A mortgage loan that enables you to obtain financing for a new house before your current house is sold. The current house is used as collateral. Also called a swing loan.


The person who applies for a mortgage loan and will be responsible for repaying it. There may be more than one buyer on a single loan.

Buyer's Title Insurance

Insurance that protects you from losses that may result from disputes over the property's title. Typically, you purchase two separate policies: The Lender Title Insurance, which is a part of your closing costs, and separate insurance to protect your interests.

Cap (Interest Rate)

See Rate Cap.

Cap (Payment)

See Payment Cap.

Cash Out Refinance

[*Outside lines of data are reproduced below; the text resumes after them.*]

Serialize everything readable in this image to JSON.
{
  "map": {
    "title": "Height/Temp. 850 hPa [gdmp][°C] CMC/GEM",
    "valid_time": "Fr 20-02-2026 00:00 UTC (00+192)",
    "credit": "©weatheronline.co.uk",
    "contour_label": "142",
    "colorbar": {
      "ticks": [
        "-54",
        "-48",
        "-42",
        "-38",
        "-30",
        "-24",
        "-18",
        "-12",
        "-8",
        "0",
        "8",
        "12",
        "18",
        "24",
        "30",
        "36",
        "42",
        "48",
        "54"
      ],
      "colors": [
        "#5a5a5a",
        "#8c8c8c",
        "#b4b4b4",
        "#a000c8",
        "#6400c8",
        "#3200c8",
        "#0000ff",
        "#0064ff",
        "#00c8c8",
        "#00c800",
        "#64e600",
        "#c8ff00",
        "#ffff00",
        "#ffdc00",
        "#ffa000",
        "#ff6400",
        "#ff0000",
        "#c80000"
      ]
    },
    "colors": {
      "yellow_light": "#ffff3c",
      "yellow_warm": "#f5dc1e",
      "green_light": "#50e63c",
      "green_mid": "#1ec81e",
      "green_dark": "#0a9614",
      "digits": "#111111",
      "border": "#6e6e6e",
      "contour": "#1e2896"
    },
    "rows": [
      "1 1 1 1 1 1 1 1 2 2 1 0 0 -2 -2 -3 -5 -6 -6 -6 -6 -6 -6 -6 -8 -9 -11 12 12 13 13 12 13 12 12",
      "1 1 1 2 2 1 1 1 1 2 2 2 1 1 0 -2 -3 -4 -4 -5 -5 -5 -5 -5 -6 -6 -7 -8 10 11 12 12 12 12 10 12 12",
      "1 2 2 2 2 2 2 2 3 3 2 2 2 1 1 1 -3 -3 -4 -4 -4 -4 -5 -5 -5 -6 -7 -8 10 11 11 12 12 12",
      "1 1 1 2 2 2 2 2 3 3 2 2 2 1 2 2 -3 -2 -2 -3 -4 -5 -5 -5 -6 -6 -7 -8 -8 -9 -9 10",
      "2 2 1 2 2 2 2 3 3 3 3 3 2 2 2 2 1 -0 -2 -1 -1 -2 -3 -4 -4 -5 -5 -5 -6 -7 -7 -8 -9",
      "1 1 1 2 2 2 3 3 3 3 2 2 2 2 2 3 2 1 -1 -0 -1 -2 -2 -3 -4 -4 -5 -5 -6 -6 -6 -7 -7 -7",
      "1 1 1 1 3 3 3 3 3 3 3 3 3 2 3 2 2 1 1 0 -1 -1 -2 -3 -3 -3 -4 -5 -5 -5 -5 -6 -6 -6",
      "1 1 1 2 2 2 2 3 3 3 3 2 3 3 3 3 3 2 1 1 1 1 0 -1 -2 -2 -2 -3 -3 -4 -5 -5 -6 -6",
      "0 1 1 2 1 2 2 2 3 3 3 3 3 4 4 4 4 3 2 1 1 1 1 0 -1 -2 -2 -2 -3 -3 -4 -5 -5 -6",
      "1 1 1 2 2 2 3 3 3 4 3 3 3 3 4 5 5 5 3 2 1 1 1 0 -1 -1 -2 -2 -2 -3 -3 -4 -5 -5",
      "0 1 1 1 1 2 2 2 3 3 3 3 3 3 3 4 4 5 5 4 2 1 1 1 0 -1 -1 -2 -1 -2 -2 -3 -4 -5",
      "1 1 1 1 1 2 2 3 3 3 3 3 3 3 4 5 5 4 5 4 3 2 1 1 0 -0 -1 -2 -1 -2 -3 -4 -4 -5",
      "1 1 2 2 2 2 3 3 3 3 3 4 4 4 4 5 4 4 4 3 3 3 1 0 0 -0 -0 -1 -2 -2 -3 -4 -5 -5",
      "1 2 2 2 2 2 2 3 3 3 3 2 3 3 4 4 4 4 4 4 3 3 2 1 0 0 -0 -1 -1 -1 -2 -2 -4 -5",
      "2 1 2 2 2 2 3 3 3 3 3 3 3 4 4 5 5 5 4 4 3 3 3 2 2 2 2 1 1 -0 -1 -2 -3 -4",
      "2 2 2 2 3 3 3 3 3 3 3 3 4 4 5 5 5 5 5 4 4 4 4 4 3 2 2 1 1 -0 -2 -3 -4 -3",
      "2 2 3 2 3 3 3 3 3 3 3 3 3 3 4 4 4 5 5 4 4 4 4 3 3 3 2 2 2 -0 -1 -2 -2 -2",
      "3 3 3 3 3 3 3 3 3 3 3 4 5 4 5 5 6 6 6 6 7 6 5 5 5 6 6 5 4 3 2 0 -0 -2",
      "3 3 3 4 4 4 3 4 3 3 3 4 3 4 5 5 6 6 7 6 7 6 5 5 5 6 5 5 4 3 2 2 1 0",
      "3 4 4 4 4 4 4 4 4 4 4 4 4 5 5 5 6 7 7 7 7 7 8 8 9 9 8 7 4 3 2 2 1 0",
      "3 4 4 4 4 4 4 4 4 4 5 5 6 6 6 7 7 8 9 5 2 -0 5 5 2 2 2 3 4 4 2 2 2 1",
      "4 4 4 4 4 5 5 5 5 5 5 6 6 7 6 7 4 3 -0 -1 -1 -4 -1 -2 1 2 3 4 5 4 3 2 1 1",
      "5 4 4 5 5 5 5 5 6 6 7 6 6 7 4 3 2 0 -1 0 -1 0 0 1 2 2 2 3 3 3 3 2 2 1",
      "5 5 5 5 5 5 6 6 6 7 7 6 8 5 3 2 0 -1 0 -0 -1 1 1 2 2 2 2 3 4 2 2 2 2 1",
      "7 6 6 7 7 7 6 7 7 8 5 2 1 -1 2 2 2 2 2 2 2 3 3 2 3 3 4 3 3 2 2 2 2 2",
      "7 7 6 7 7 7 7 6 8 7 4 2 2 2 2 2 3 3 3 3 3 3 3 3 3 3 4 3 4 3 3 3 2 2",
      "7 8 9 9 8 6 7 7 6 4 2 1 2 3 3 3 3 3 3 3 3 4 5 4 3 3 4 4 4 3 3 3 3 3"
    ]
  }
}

A refinance loan in which the new loan amount is larger than the remaining balance of all current mortgages, giving you cash that can be used for any purpose. Many homeowners use a cash out refinance to pay for home improvements, to consolidate debt, or to take needed cash from the equity earned by the property.

Certificate of Title

A record of property ownership issued by a title company or other qualified source. It is based on a title search to determine that the seller is the current legal owner, and to identify any liens on the property.

Certified Funds

In the United States this form of payment is guaranteed to clear or settle by the company that which certified the funds. When purchasing property the seller requires a guarantee that the payment will satisfy the obligations, sellers require certified funds in the form of a cashiers check, certified bank check or money order. Personal checks and credit cards are not acceptable.


The conclusion of a real estate transaction. At closing, you sign documents that transfer legal ownership of the property to you, and pay closing costs. Also called Settlement.

Closing Costs

Expenses you and the seller pay to complete the transfer of ownership. Closing costs might include an origination fee, attorney's fee, initial escrow payments, and charges for obtaining title insurance and a survey. Closing costs vary according to geographic location. Also called Settlement Costs.